Bermuda has recently announced an update to its economic substance requirements for non-resident entities. The update states that entities claiming an exemption from these requirements must now meet certain criteria to be considered eligible.
Entities that are resident for tax purposes in a jurisdiction outside of Bermuda must be acceptable to the Registrar of Companies, and all of their income from relevant activities must be liable to tax in that jurisdiction. Additionally, the jurisdiction in which the entity claims to be resident for tax purposes must not be on the EU’s list of non-cooperative jurisdictions for tax purposes. If an entity wishes to rely on this exemption, it must make a submission to the Registrar on an annual basis. The submission must provide sufficient evidence to support the claim of residency for tax purposes in the relevant jurisdiction.
As per the Economic Substance Guidance Notes, last revised on 30 January 2023, the Registrar will no longer accept an exemption claim from entities resident for tax purposes in a jurisdiction that does not have a corporate tax regime.
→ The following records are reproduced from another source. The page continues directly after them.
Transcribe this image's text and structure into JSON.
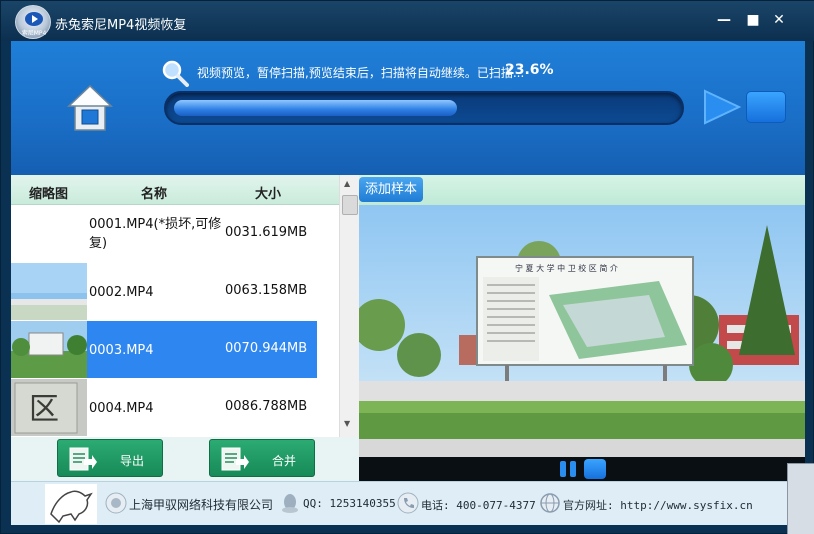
{
  "app": {
    "title": "赤兔索尼MP4视频恢复",
    "logo_text": "索尼MP4"
  },
  "window_controls": {
    "minimize": "—",
    "maximize": "■",
    "close": "✕"
  },
  "status": {
    "message": "视频预览，暂停扫描,预览结束后，扫描将自动继续。已扫描...",
    "percent_text": "23.6%",
    "progress": 0.236
  },
  "list": {
    "headers": {
      "thumbnail": "缩略图",
      "name": "名称",
      "size": "大小"
    },
    "rows": [
      {
        "name": "0001.MP4(*损坏,可修复)",
        "size": "0031.619MB",
        "selected": false,
        "thumb": "blank"
      },
      {
        "name": "0002.MP4",
        "size": "0063.158MB",
        "selected": false,
        "thumb": "sky"
      },
      {
        "name": "0003.MP4",
        "size": "0070.944MB",
        "selected": true,
        "thumb": "billboard"
      },
      {
        "name": "0004.MP4",
        "size": "0086.788MB",
        "selected": false,
        "thumb": "stone"
      }
    ]
  },
  "actions": {
    "export_label": "导出",
    "merge_label": "合并"
  },
  "preview": {
    "add_sample_label": "添加样本",
    "billboard_title": "宁 夏 大 学 中 卫 校 区 简 介"
  },
  "footer": {
    "company": "上海甲驭网络科技有限公司",
    "qq": "QQ: 1253140355",
    "phone": "电话: 400-077-4377",
    "website": "官方网址: http://www.sysfix.cn"
  },
  "icons": {
    "home": "home-icon",
    "search": "search-icon",
    "play": "play-icon",
    "stop": "stop-icon",
    "pause": "pause-icon",
    "export": "export-icon",
    "merge": "merge-icon",
    "qq": "qq-icon",
    "phone": "phone-icon",
    "web": "globe-icon"
  },
  "colors": {
    "accent_blue": "#1f7fd8",
    "selection": "#2e86f0",
    "button_green": "#2cab73"
  }
}
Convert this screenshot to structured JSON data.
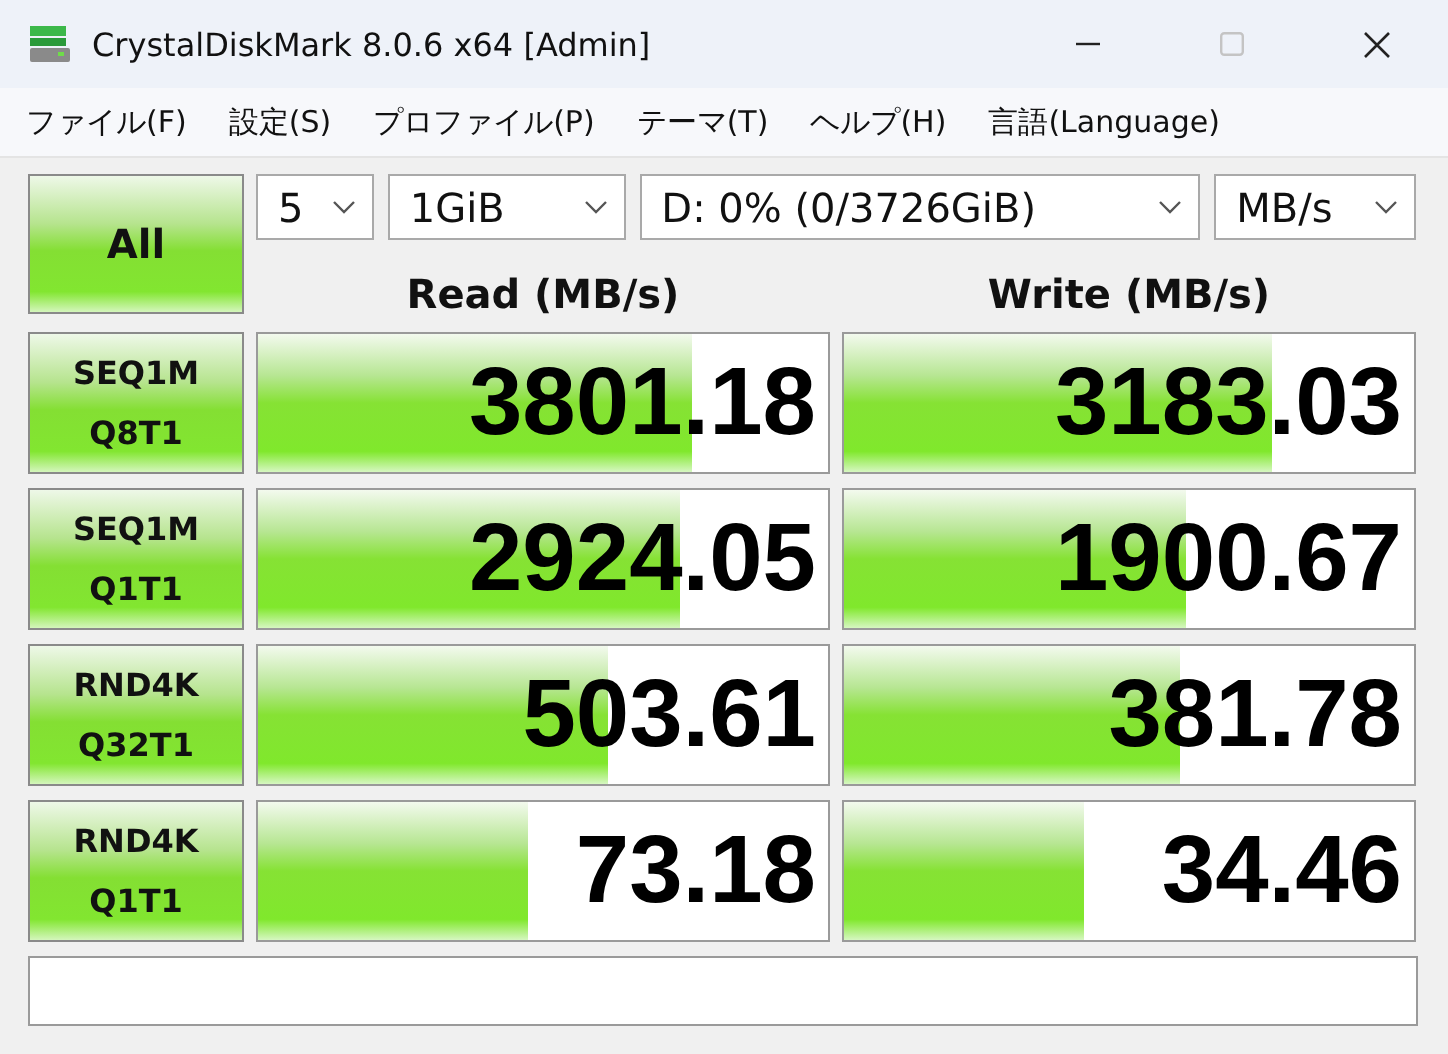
{
  "window": {
    "title": "CrystalDiskMark 8.0.6 x64 [Admin]"
  },
  "title_buttons": [
    {
      "kind": "minimize",
      "disabled": false
    },
    {
      "kind": "maximize",
      "disabled": true
    },
    {
      "kind": "close",
      "disabled": false
    }
  ],
  "menu": [
    "ファイル(F)",
    "設定(S)",
    "プロファイル(P)",
    "テーマ(T)",
    "ヘルプ(H)",
    "言語(Language)"
  ],
  "all_button": "All",
  "settings": [
    {
      "value": "5"
    },
    {
      "value": "1GiB"
    },
    {
      "value": "D: 0% (0/3726GiB)"
    },
    {
      "value": "MB/s"
    }
  ],
  "columns": [
    "Read (MB/s)",
    "Write (MB/s)"
  ],
  "results": [
    {
      "test": "SEQ1M",
      "params": "Q8T1",
      "read": {
        "value": "3801.18",
        "level": 0.76
      },
      "write": {
        "value": "3183.03",
        "level": 0.75
      }
    },
    {
      "test": "SEQ1M",
      "params": "Q1T1",
      "read": {
        "value": "2924.05",
        "level": 0.74
      },
      "write": {
        "value": "1900.67",
        "level": 0.6
      }
    },
    {
      "test": "RND4K",
      "params": "Q32T1",
      "read": {
        "value": "503.61",
        "level": 0.615
      },
      "write": {
        "value": "381.78",
        "level": 0.59
      }
    },
    {
      "test": "RND4K",
      "params": "Q1T1",
      "read": {
        "value": "73.18",
        "level": 0.475
      },
      "write": {
        "value": "34.46",
        "level": 0.42
      }
    }
  ]
}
Residency for tax purposes in such a jurisdiction should result in the entity being subject to equivalent economic substance requirements in that jurisdiction. This means that some of the jurisdictions that may be rejected by the Registrar in connection with an exemption application include Anguilla, Bahamas, Bahrain, Barbados, and the United Arab Emirates.
Bermuda entities currently claiming an exemption from a restricted jurisdiction should carefully consider their activities and ensure they can continue to adhere to the economic substance regime. If you have any questions regarding the application of the economic substance requirements to your business, please do not hesitate to contact your usual Marbury advisor or firstname.lastname@example.org.